Enter Test Pilot. It’s a still-in-concept platform for a new user-testing program for Mozilla that aims to build a 1% representative sample of the Firefox user base for soliciting wide participation and structured feedback for interface and product experiments.
Raskin notes that the project was initially intended to provide feedback for Mozilla’s own products — Firefox, the Thunderbird e-mail client and add-ons like Weave and Ubiquity — with a 1% sample of active users. That’s a huge sample size for usability testing, so the distributed model makes sense.
It’s also this level of scalability that makes Test Pilot special. Not only will the collected data be made open to the public, but the testing platform will as well. Any research institution that needs usability data can draft a request to query the hive mind of worldwide Firefox users [emphasis added]. Tests can be conducted in a matter of hours with virtually no overhead — a dream compared to the hours and days spend recruiting, screening and testing participants in traditional usability studies.

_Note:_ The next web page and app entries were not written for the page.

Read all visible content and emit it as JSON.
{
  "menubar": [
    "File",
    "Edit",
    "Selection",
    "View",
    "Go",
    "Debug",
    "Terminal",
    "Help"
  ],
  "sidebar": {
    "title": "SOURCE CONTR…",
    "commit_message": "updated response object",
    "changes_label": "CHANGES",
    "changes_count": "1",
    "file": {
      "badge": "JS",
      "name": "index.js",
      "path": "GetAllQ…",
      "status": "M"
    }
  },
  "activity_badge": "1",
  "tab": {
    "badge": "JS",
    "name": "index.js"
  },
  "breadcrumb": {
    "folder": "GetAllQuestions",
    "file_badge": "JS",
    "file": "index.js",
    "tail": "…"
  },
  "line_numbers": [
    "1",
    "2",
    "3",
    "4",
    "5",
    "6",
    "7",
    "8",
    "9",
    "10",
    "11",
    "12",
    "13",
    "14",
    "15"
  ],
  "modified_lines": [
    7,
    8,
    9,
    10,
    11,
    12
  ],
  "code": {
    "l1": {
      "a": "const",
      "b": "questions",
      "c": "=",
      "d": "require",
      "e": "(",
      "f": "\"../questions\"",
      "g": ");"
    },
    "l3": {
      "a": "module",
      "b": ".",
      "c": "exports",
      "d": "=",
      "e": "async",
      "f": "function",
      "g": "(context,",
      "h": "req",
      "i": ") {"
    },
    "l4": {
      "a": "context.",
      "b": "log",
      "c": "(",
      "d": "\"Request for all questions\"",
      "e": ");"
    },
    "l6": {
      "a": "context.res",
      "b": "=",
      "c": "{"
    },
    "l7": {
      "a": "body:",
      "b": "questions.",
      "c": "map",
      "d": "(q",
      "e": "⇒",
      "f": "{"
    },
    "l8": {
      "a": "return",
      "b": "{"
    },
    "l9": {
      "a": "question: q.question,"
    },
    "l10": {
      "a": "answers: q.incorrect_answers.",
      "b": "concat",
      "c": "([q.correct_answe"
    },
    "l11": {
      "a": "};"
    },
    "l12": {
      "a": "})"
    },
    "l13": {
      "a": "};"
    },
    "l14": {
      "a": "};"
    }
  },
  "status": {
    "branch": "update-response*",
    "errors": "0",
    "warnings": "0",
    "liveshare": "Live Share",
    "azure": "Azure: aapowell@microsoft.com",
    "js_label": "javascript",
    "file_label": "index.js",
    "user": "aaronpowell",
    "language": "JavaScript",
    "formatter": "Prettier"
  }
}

This sound like a great idea but I wish this was a downloadable framework to allow me to collect this data on my own, local website with my own participants for experimental purposes (without having to get another level of approval). Whenever I do a web study, I have to get a programmer to create a tool that collects data (e.g., location of clicks, times).